Winemaking in those early days was, from all accounts, a fairly hit and miss affair. Both Salisbury-Jones and Gore-Browne built their own wineries and enlisted the help from Anton Massel, a young German who had come across to work for the Seitz Filter company and eventually opened his own laboratory. Massel introduced a number of modern winemaking practices, and better equipment.

The real expansion of vineyards in England and Wales started in the early to mid-1960s. Vineyards spread across the country, with new sites, training and pruning systems and above all, grape varieties introduced. The development of the industry had begun.

The real expansion of the vineyard area and the establishment of both sizeable vineyards and wineries started in earnest in the late 1960s and early 1970s. One of the features of English and Welsh viticulture is the diversity of backgrounds of those who plant vineyards. In other countries where new vineyards are being planted, one would expect to see existing landowners – most usually those with land in the vicinity of established vineyards – planting up, together with a smaller number of entrants with no experience of growing at all, but with serious funds, usually made in a completely unrelated industry. In the UK, those planting vineyards come from a much wide cross-section of the community.

Vineyards Established After 1976

The years between 1976 and 1995 saw a large number of vineyards planted, including some very sizeable ones, and since 2000 has seen a year on year rise in plantings which continues.

Plantings in recent years have not been quite so frenzied and the rate of new plantings has certainly declined. Several factors are responsible. A rumoured vine planting ban in 1990/91 persuaded many growers that if they were going to plant it had better be soon and between 1992 and 1994 an abnormally large number of vines were planted.
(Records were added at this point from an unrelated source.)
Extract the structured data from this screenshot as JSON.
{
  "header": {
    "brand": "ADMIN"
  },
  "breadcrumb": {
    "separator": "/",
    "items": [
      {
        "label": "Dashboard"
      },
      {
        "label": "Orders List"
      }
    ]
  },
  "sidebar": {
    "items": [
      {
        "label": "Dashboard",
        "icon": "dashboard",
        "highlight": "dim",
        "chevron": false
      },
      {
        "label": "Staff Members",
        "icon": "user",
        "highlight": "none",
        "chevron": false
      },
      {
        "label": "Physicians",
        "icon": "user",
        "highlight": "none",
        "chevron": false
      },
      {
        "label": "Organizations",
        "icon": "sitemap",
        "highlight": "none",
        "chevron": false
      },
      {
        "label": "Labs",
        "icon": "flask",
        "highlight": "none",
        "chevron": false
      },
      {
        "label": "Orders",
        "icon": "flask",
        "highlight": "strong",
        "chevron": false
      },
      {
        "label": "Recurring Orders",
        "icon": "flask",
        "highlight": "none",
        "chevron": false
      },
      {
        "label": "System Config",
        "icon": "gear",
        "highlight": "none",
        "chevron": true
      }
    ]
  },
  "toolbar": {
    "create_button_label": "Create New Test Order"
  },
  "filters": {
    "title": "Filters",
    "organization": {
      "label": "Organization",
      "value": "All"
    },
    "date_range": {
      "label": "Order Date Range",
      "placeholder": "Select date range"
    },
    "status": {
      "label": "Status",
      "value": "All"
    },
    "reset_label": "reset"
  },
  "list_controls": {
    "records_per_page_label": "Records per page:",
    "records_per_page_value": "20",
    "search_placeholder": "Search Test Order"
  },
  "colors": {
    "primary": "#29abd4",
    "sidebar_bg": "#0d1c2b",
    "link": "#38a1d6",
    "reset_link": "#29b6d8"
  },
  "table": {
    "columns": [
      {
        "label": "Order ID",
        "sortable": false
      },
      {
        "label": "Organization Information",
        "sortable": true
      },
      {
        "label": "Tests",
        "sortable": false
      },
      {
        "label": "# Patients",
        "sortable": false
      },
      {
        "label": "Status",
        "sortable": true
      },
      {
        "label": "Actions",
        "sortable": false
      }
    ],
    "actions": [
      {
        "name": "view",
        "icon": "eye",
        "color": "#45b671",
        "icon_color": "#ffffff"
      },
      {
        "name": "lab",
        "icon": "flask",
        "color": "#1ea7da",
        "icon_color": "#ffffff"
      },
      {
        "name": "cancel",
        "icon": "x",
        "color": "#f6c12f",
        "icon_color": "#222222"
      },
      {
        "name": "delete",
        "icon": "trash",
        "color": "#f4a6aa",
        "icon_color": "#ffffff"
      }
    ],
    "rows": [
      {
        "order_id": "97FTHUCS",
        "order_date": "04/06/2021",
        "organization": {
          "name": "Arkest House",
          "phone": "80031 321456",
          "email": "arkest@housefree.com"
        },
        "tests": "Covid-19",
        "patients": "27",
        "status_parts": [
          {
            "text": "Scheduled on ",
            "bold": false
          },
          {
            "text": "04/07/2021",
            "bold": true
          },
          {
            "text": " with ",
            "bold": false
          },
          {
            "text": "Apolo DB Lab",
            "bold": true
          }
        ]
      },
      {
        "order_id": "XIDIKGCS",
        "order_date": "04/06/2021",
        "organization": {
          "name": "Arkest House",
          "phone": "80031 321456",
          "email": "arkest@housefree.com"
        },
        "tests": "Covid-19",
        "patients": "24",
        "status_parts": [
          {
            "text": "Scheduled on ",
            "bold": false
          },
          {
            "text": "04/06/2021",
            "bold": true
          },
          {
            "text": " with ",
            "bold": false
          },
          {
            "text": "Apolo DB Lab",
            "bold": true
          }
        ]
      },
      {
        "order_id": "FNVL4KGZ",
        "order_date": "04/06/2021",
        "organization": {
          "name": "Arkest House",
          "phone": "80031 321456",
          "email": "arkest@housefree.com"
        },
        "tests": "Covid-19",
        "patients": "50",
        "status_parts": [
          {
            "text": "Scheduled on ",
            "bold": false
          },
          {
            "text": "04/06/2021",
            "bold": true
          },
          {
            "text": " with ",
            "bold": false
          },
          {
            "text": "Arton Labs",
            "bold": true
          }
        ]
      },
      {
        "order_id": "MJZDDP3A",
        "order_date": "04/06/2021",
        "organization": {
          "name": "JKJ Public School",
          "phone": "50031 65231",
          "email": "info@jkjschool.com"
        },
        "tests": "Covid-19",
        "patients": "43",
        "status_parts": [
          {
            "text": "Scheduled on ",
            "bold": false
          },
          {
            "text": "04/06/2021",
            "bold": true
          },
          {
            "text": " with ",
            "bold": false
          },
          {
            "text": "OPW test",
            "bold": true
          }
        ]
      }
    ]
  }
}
Of course, not all vineyards planted since 1951 in England and Wales have survived. Some vineyards disappeared through natural causes such as retirement, divorce and death. Vineyards which for whatever reason could not produce sufficient quality and/or quantity of wine to make the enterprise viable have been grubbed out, leaving those capable of producing commercially acceptable wines.
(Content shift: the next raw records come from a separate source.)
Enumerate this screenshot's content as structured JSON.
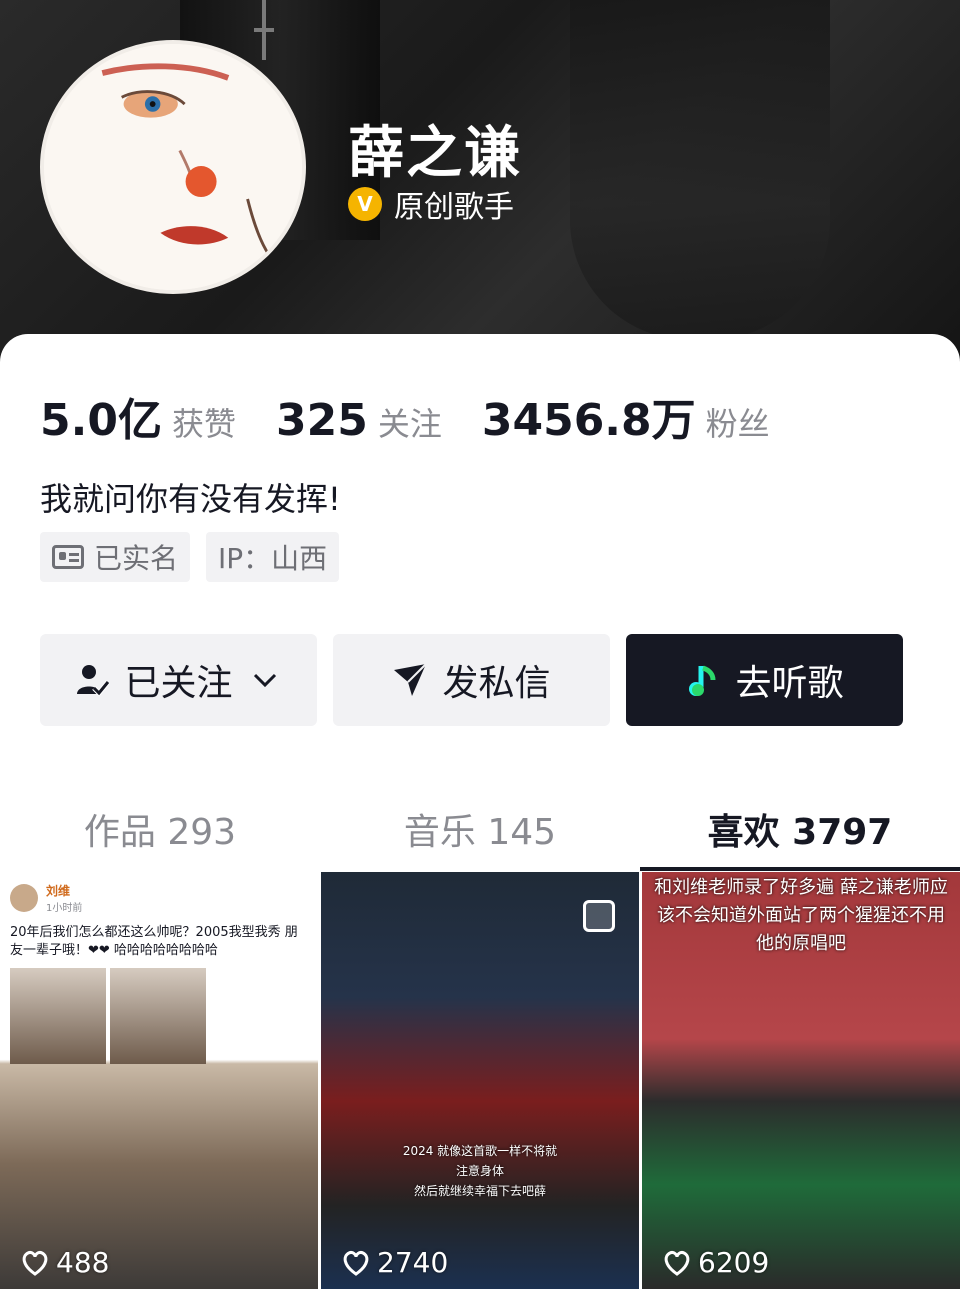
{
  "profile": {
    "nickname": "薛之谦",
    "verify_label": "原创歌手",
    "bio": "我就问你有没有发挥!",
    "tags": [
      "已实名",
      "IP：山西"
    ]
  },
  "stats": [
    {
      "value": "5.0亿",
      "label": "获赞"
    },
    {
      "value": "325",
      "label": "关注"
    },
    {
      "value": "3456.8万",
      "label": "粉丝"
    }
  ],
  "actions": {
    "following": "已关注",
    "message": "发私信",
    "listen": "去听歌"
  },
  "tabs": [
    {
      "label": "作品 293",
      "active": false
    },
    {
      "label": "音乐 145",
      "active": false
    },
    {
      "label": "喜欢 3797",
      "active": true
    }
  ],
  "grid": {
    "items": [
      {
        "likes": "488",
        "post_user": "刘维",
        "post_time": "1小时前",
        "post_text": "20年后我们怎么都还这么帅呢？2005我型我秀 朋友一辈子哦！❤❤ 哈哈哈哈哈哈哈哈"
      },
      {
        "likes": "2740",
        "caption_1": "2024 就像这首歌一样不将就",
        "caption_2": "注意身体",
        "caption_3": "然后就继续幸福下去吧薛"
      },
      {
        "likes": "6209",
        "caption": "和刘维老师录了好多遍 薛之谦老师应该不会知道外面站了两个猩猩还不用他的原唱吧"
      }
    ]
  }
}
The Vineyards of Great Britain Today


Today, there are vineyards in nearly every county of England and Wales, and there are vines now planted in Scotland. Much of the acreage and vineyards lie in the southern part of England, and more specifically Kent, Sussex, Surrey and Hampshire. Those few hundred acres first planted has now grown to over 5,000. In the last ten years alone, the acreage planted has more than doubled, and nearly tripled since 2000. Last year, around 1 million vines were planted – the highest planting in a single year, and perhaps a higher volume is set to be planted in 2018. All of this will lead to some substantial increases in production.

The wine industry of Great Britain is now attracting considerable investment, boasts many wineries with the state-of-the-art facilities you will see anywhere else in the world. Indeed, two Champagne Houses have now invested in land in Southern England: Taittinger and Vranken Pommery.

The nature of the wine business in the UK varies. Some vineyards have bypassed the challenge to produce their own wines and concentrate on growing grapes to sell on to other, mainly larger concerns. Some owners have leased their vineyards to other wine producers, thus reducing the overall number of players in the market.
One growth area in the industry is tourism: vineyards are opening their doors to visitors together with a wide range of facilities. This is set to develop even further over the next years, recognising the contribution tourism is making to the rural economy. As English and Welsh wine exports continue to flourish, so the message about visiting our vineyards will grow further.
Last year (2017) the industry started a new chapter in its history, by creating a new industry body, Wines of Great Britain (WineGB), formed of the merger of the existing operations (United Kingdom Vineyards Association and English Wine Producers). WineGB not only reflects the new confidence from the industry itself, but united will provide more opportunities to promote further awareness in the vineyards and wines of this country.